= Records to process =
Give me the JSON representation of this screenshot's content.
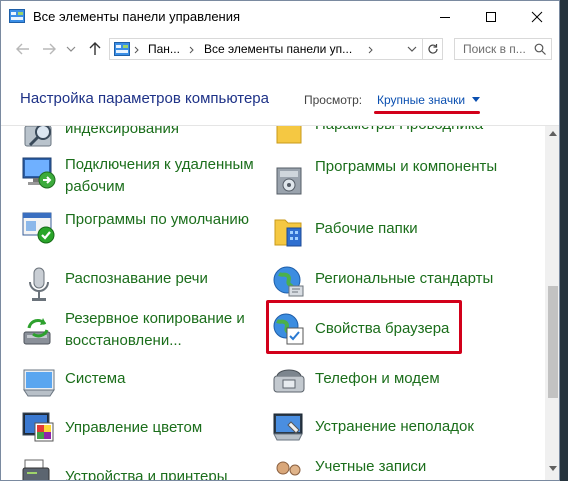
{
  "window": {
    "title": "Все элементы панели управления",
    "controls": {
      "minimize": "minimize-icon",
      "maximize": "maximize-icon",
      "close": "close-icon"
    }
  },
  "toolbar": {
    "breadcrumbs": [
      "Пан...",
      "Все элементы панели уп..."
    ],
    "search_placeholder": "Поиск в п..."
  },
  "header": {
    "title": "Настройка параметров компьютера",
    "view_label": "Просмотр:",
    "view_value": "Крупные значки"
  },
  "items_left": [
    {
      "label": "индексирования",
      "icon": "indexing-icon"
    },
    {
      "label": "Подключения к удаленным рабочим",
      "icon": "remote-desktop-icon"
    },
    {
      "label": "Программы по умолчанию",
      "icon": "default-programs-icon"
    },
    {
      "label": "Распознавание речи",
      "icon": "microphone-icon"
    },
    {
      "label": "Резервное копирование и восстановлени...",
      "icon": "backup-icon"
    },
    {
      "label": "Система",
      "icon": "system-icon"
    },
    {
      "label": "Управление цветом",
      "icon": "color-management-icon"
    },
    {
      "label": "Устройства и принтеры",
      "icon": "devices-printers-icon"
    }
  ],
  "items_right": [
    {
      "label": "Параметры Проводника",
      "icon": "folder-options-icon"
    },
    {
      "label": "Программы и компоненты",
      "icon": "programs-features-icon"
    },
    {
      "label": "Рабочие папки",
      "icon": "work-folders-icon"
    },
    {
      "label": "Региональные стандарты",
      "icon": "region-icon"
    },
    {
      "label": "Свойства браузера",
      "icon": "internet-options-icon"
    },
    {
      "label": "Телефон и модем",
      "icon": "phone-modem-icon"
    },
    {
      "label": "Устранение неполадок",
      "icon": "troubleshooting-icon"
    },
    {
      "label": "Учетные записи",
      "icon": "user-accounts-icon"
    }
  ],
  "colors": {
    "link_green": "#1b6e1b",
    "header_blue": "#1e3287",
    "highlight_red": "#d2001a"
  }
}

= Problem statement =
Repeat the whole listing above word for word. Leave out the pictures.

= Solved problem =
Give me the JSON representation of this screenshot's content.
{
  "window": {
    "title": "Все элементы панели управления",
    "controls": {
      "minimize": "minimize-icon",
      "maximize": "maximize-icon",
      "close": "close-icon"
    }
  },
  "toolbar": {
    "breadcrumbs": [
      "Пан...",
      "Все элементы панели уп..."
    ],
    "search_placeholder": "Поиск в п..."
  },
  "header": {
    "title": "Настройка параметров компьютера",
    "view_label": "Просмотр:",
    "view_value": "Крупные значки"
  },
  "items_left": [
    {
      "label": "индексирования",
      "icon": "indexing-icon"
    },
    {
      "label": "Подключения к удаленным рабочим",
      "icon": "remote-desktop-icon"
    },
    {
      "label": "Программы по умолчанию",
      "icon": "default-programs-icon"
    },
    {
      "label": "Распознавание речи",
      "icon": "microphone-icon"
    },
    {
      "label": "Резервное копирование и восстановлени...",
      "icon": "backup-icon"
    },
    {
      "label": "Система",
      "icon": "system-icon"
    },
    {
      "label": "Управление цветом",
      "icon": "color-management-icon"
    },
    {
      "label": "Устройства и принтеры",
      "icon": "devices-printers-icon"
    }
  ],
  "items_right": [
    {
      "label": "Параметры Проводника",
      "icon": "folder-options-icon"
    },
    {
      "label": "Программы и компоненты",
      "icon": "programs-features-icon"
    },
    {
      "label": "Рабочие папки",
      "icon": "work-folders-icon"
    },
    {
      "label": "Региональные стандарты",
      "icon": "region-icon"
    },
    {
      "label": "Свойства браузера",
      "icon": "internet-options-icon"
    },
    {
      "label": "Телефон и модем",
      "icon": "phone-modem-icon"
    },
    {
      "label": "Устранение неполадок",
      "icon": "troubleshooting-icon"
    },
    {
      "label": "Учетные записи",
      "icon": "user-accounts-icon"
    }
  ],
  "colors": {
    "link_green": "#1b6e1b",
    "header_blue": "#1e3287",
    "highlight_red": "#d2001a"
  }
}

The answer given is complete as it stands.